EIA: higher natural gas prices to push up US electricity costs
The U.S. Energy Information Administration said in its December Short-Term Energy Outlook, released Dec. 6, that it expects U.S. wholesale electricity prices to be higher and more volatile this winter, from 31% higher than last winter in the Southwest to as much as 60% higher in the mid-Atlantic and Central regions of the country.
But that is the wholesale price.
“Although we expect that U.S. electricity customers will pay more for electricity, we do not expect retail electricity prices to increase as much as wholesale prices this winter,” said EIA Administrator Joe DeCarolis.
The reason, the agency said, is “because of regulatory and contractual factors that vary widely across the United States.”
During the core winter months - December through February - EIA is forecasting residential electricity prices to average 14.5 cents per kilowatt hour, up 6% from last winter, with the increases ranging from almost no change in the West North Central region of the country to 18% for New England.
Limited natural gas pipeline capacity into New England makes it likely that region will need to import LNG or fuel oil to provide required electricity, EIA said, and with global demand for LNG this winter expected to be significantly stronger than average, that will contribute to the forecast of New England’s “disproportionately large increases in wholesale electricity prices.”

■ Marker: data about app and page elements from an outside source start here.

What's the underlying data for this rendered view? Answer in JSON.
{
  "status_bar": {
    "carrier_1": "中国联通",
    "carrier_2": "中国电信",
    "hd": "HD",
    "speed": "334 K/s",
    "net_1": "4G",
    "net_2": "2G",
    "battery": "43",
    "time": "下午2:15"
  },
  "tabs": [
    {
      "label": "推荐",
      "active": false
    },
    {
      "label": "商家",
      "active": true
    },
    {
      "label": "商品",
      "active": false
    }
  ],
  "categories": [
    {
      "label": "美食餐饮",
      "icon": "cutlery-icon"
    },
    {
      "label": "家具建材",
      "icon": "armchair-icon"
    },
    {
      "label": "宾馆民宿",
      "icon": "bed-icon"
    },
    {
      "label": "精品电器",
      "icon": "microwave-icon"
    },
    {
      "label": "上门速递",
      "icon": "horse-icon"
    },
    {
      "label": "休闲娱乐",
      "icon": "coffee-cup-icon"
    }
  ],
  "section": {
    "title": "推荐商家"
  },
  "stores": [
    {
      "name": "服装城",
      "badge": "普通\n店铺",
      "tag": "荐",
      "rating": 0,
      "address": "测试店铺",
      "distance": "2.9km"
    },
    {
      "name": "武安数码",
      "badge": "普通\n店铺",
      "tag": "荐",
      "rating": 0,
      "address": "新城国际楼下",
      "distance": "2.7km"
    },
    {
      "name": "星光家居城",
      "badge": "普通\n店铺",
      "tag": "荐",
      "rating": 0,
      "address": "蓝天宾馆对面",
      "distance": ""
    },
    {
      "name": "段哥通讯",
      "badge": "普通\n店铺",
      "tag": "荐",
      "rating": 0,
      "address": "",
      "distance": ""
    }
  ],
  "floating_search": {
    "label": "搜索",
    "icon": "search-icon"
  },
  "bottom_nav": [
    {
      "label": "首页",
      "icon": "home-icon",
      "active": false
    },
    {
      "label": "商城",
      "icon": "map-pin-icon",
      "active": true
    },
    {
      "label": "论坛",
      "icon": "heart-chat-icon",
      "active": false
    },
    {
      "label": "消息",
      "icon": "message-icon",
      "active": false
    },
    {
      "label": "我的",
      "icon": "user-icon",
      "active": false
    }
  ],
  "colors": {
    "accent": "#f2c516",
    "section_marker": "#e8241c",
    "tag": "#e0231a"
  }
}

Continue reading the original article here.
Thinking about reviewing your facility's energy plan.
We are here to help...